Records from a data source
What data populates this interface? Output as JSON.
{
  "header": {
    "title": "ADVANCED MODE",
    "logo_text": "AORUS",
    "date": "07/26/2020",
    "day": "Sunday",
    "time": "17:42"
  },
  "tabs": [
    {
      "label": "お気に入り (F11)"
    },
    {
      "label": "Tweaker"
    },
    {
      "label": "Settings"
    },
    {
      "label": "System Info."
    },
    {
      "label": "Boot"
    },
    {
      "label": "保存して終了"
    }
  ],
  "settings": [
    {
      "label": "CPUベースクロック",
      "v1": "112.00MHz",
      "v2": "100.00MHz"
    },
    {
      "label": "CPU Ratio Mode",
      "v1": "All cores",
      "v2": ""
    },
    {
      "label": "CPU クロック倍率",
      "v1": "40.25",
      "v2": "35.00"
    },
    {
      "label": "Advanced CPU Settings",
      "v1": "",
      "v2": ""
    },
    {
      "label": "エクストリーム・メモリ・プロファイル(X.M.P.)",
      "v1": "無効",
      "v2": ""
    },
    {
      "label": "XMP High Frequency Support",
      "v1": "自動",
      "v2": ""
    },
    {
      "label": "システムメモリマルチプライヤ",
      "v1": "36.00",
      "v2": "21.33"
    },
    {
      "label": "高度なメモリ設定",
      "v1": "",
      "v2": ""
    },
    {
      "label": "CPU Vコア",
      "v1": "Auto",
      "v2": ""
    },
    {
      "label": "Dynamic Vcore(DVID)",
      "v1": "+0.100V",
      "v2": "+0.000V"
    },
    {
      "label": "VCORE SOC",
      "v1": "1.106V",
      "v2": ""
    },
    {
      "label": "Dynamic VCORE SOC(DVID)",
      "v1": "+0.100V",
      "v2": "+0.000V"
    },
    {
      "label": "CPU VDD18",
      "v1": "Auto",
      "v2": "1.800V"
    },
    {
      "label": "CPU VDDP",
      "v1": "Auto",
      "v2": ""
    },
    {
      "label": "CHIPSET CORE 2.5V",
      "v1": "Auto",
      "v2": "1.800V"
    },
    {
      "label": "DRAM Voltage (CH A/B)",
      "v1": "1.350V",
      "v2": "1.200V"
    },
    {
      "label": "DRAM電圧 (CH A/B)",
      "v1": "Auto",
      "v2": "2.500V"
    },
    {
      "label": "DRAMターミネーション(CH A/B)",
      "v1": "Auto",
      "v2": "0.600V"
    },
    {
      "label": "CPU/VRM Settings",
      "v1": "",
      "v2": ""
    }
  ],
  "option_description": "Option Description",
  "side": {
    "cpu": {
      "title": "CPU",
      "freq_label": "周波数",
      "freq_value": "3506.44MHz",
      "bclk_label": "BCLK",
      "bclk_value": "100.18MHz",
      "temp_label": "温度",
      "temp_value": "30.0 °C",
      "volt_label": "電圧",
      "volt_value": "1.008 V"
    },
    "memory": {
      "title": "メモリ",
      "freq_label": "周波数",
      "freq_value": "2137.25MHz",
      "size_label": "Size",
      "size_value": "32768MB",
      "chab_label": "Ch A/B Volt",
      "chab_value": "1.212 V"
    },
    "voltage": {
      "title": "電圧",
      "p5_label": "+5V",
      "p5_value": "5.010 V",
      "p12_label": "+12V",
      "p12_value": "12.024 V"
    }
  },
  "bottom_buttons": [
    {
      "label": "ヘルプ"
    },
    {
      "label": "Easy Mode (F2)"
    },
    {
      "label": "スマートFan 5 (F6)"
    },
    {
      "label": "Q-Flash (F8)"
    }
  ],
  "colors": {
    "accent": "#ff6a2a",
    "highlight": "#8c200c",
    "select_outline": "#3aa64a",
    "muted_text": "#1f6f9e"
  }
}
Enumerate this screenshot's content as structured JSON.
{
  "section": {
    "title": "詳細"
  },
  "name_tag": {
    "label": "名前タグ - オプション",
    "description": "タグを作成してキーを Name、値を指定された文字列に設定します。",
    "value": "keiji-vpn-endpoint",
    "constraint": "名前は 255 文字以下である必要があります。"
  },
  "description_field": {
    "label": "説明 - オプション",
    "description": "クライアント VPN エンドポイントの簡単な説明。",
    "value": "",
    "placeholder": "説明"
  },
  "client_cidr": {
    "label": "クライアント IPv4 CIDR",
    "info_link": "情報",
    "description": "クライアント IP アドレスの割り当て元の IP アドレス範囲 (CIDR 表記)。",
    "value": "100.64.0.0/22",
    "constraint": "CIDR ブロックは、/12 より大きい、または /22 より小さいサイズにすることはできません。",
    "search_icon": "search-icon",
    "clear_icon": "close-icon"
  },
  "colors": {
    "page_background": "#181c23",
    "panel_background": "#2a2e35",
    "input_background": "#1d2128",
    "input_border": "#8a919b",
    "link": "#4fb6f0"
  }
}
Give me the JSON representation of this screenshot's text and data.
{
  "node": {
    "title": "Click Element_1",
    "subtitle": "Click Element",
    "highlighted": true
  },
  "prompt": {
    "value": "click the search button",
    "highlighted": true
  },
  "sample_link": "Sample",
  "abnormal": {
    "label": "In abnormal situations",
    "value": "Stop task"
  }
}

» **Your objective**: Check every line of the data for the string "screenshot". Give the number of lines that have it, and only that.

» **Task response**: 2